Better Insights and Connections Lead to Better Collaboration and Outcomes

To provide the ability to further connect and collaborate, automatic updates from integrated hospital systems can replace manual inputs, streamlining the delivery of care and reducing time spent performing low-value, repetitive tasks. Advanced engagement systems offer a provider dashboard that integrates with the EHR and allows the care team to view progress in real time – providing a better understanding of the patient’s journey. Here, interoperability is connecting patients and caregivers to improve communication and collaboration.

By having timely insights into the patient’s current and past health journeys, clinicians secure the data to enhance their care plan as patients gain more accurate expectations of their recovery. With access to automatically updated EHR information, healthcare teams can securely leverage de-identified data to compare similar patient demographics and relevant health histories and gain care recommendations much closer to 1:1. For example, the data may show that a patient with certain demographics – medical, socioeconomic, genomic, etc. – responds best to specific care protocols. Those personalized protocols can then be discussed with the patient, analyzed with previous health histories in mind, and factored into the recommended course of personalized care management for the best outcomes. 

Pairing Technology with Humans to Personalize Care

Better outcomes are achieved through collaboration, education, and shared decision-making. From infusion centers to emergency departments and beyond the walls of the facility, the entire healthcare organization can be seamlessly connected through universal access to a host of devices and technology. Interoperability optimizes patient self-management by seamlessly weaving two-way communications into the devices that they use every day. Constant access is provided directly to patients and clinicians. The patient’s own mobile devices can pair with the in-room experience and then utilize an IPS at home. 

An IPS integrated throughout a digital journey follows the patient and creates flexibility to generate data-driven CareFlows for productive digital interactions. Structured to answer the ongoing question of, “what’s next?” for patients, caregivers, and providers alike, CareFlows are designed to put the patient and the family at the center of their healthcare journey throughout the exchange of information and real-time data. Healthcare alerts, reminders, and communications are integrated into digital activities such as watching television, playing games, and speaking with loved ones, transforming everyday activities into opportunities for connectedness and an improved health experience. Care teams can prescribe personalized digital journeys for patients to access anywhere they go, improving patient self-efficacy in their ability to manage care post-discharge. Enabled by the personalized tools ready at their fingertips, patients are empowered to take action in their wellness journey. 

Integration and Interaction Drive Engagement

Healthcare organizations today understand the link between patient care and IT but are challenged with providing user-friendly technology required to impact care quality and outcomes. 63% of frontline workers reported spending upwards of an hour per day tracking down data, devices, or information needed to succeed at their job. Digital patient engagement tools that operate with existing systems can assist in better patient care, ease staff workload, and enhance overall satisfaction. The key is to facilitate interoperability with technology that is easy for patients and staff to use.

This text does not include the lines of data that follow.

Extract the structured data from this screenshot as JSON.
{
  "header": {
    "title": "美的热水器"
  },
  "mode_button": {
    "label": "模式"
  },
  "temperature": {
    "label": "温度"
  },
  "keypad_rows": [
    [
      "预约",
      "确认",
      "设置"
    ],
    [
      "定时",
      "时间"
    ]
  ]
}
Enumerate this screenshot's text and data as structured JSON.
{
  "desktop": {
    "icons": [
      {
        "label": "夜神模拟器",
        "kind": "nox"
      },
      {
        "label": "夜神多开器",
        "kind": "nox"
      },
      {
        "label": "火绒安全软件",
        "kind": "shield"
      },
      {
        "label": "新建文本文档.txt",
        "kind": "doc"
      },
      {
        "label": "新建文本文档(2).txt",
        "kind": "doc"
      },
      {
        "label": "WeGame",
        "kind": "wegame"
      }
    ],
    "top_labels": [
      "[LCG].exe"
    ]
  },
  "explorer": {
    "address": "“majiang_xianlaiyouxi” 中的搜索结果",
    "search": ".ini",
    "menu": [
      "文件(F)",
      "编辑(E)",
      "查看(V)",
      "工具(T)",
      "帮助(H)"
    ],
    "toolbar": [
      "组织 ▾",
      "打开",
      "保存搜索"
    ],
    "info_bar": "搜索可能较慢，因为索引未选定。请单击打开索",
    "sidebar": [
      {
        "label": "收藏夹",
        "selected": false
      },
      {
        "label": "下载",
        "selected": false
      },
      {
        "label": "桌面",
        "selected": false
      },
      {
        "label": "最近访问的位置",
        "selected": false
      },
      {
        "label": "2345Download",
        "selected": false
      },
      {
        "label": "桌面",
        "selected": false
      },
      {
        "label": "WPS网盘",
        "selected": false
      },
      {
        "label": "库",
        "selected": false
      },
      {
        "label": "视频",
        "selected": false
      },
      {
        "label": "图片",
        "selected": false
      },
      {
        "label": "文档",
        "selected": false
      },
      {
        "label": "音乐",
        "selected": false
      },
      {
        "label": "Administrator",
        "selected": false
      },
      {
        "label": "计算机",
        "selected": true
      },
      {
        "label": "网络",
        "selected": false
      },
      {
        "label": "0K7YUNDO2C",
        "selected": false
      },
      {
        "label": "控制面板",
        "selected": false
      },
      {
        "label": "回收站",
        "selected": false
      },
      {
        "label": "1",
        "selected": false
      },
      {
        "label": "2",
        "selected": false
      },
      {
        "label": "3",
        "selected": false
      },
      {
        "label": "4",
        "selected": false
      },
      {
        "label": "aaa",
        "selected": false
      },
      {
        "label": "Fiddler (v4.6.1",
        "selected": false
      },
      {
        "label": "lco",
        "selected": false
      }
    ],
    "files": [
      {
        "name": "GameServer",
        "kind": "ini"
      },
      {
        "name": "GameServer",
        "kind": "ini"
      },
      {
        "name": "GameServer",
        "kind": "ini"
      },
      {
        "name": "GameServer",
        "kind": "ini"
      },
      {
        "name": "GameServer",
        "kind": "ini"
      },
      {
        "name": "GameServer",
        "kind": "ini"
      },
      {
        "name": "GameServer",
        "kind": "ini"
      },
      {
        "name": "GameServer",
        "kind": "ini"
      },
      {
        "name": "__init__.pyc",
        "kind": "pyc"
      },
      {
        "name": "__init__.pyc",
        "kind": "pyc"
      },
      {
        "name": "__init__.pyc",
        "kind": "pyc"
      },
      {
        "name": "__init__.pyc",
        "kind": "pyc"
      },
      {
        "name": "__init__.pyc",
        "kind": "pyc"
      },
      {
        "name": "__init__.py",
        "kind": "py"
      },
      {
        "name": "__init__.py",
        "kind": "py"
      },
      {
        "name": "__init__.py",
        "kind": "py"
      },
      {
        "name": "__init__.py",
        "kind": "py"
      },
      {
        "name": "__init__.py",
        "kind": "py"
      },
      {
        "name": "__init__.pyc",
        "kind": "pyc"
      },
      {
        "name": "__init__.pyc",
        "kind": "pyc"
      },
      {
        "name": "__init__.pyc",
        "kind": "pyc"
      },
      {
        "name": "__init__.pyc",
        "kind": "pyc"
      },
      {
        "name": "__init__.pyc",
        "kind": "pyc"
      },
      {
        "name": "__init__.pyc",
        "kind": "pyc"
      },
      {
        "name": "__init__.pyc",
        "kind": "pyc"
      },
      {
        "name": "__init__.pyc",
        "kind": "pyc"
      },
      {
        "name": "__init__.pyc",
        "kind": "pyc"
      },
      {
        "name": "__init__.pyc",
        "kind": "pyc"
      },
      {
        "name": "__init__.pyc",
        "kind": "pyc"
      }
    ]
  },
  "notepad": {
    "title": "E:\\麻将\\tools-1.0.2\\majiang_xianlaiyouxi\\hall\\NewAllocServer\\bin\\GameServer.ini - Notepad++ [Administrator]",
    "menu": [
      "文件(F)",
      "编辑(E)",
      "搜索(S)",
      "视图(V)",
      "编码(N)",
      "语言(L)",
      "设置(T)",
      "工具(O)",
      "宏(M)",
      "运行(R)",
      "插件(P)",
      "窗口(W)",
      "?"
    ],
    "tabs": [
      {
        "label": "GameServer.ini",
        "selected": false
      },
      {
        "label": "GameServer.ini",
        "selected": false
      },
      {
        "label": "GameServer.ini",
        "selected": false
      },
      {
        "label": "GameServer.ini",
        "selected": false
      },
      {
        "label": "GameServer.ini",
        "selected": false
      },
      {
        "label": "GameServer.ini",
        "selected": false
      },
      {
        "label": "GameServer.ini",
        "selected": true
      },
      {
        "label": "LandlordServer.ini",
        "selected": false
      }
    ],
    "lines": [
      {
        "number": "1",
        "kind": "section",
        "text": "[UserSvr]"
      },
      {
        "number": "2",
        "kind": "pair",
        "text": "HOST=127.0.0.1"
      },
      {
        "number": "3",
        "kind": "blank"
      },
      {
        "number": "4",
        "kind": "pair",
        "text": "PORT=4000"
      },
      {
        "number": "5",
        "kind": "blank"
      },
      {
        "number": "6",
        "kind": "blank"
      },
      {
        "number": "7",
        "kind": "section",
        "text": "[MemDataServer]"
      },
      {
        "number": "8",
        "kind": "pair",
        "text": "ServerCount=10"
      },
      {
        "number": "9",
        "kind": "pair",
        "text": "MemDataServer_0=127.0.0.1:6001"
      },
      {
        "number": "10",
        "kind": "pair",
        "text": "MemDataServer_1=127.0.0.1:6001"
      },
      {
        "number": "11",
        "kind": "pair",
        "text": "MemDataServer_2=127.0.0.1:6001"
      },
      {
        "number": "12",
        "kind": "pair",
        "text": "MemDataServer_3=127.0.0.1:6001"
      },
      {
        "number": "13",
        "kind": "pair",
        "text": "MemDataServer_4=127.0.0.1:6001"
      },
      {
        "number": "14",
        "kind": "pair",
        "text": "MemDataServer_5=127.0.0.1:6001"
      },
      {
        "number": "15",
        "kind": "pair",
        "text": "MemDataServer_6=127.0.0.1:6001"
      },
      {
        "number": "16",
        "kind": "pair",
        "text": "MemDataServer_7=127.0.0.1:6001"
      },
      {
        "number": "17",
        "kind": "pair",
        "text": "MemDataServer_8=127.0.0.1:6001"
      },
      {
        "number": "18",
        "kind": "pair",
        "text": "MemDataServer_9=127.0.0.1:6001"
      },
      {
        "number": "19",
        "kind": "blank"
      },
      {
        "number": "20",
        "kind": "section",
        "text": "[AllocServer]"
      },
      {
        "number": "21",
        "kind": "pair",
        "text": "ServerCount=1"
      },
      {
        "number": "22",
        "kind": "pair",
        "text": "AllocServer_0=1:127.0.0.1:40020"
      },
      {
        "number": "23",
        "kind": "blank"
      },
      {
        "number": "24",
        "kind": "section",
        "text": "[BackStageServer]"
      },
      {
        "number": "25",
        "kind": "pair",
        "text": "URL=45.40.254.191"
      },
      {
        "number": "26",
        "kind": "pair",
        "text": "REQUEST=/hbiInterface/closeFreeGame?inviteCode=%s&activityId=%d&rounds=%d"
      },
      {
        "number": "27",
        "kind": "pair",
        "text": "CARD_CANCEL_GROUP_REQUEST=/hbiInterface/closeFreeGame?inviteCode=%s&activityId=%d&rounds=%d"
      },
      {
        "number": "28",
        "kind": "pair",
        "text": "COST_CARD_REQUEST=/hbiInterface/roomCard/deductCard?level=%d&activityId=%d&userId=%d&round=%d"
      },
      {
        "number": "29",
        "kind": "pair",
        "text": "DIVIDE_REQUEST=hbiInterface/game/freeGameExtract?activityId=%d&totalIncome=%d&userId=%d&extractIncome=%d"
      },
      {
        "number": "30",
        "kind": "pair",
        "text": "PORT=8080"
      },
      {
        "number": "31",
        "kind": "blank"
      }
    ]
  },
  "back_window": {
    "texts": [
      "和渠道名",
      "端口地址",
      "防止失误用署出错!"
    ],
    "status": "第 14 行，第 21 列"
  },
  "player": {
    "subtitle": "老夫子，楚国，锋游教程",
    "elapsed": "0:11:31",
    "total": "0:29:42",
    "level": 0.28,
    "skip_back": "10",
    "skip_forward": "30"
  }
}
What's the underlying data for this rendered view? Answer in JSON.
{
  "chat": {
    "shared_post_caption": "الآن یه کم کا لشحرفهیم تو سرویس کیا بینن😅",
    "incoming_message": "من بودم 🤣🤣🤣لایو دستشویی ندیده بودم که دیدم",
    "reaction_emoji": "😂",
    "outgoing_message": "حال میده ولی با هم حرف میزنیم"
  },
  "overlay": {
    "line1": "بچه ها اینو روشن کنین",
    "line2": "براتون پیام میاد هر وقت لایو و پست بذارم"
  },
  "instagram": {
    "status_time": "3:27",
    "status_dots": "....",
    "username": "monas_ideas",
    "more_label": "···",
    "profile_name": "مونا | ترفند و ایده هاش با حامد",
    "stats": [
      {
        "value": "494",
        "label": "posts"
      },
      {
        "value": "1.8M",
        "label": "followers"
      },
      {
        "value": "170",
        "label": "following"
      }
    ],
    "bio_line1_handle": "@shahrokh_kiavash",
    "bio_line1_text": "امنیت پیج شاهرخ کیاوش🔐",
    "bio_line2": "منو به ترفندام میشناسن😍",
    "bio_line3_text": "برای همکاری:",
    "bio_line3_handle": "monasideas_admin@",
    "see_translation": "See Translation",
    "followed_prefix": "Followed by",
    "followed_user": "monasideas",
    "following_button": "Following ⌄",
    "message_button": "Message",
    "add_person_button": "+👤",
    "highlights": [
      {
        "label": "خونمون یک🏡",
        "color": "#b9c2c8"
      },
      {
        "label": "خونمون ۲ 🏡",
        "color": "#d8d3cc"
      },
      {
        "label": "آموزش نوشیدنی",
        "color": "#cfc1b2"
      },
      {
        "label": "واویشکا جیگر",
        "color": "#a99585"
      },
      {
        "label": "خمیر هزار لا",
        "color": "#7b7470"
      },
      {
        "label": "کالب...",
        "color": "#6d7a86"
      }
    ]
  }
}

Mark Cortina
Mark Cortina

Mark Cortina is the Vice President, Technology at pCare by Uniguest. He leads pCare's technology strategies and manages product and application research & development. His experience in patient-facing systems led to a successful launch of pCare's mobile strategy and seamless integration with hospitals' EHR systems. Prior to his 18 years with pCare, Mark led business development strategies for a leading Interactive TV solution provider.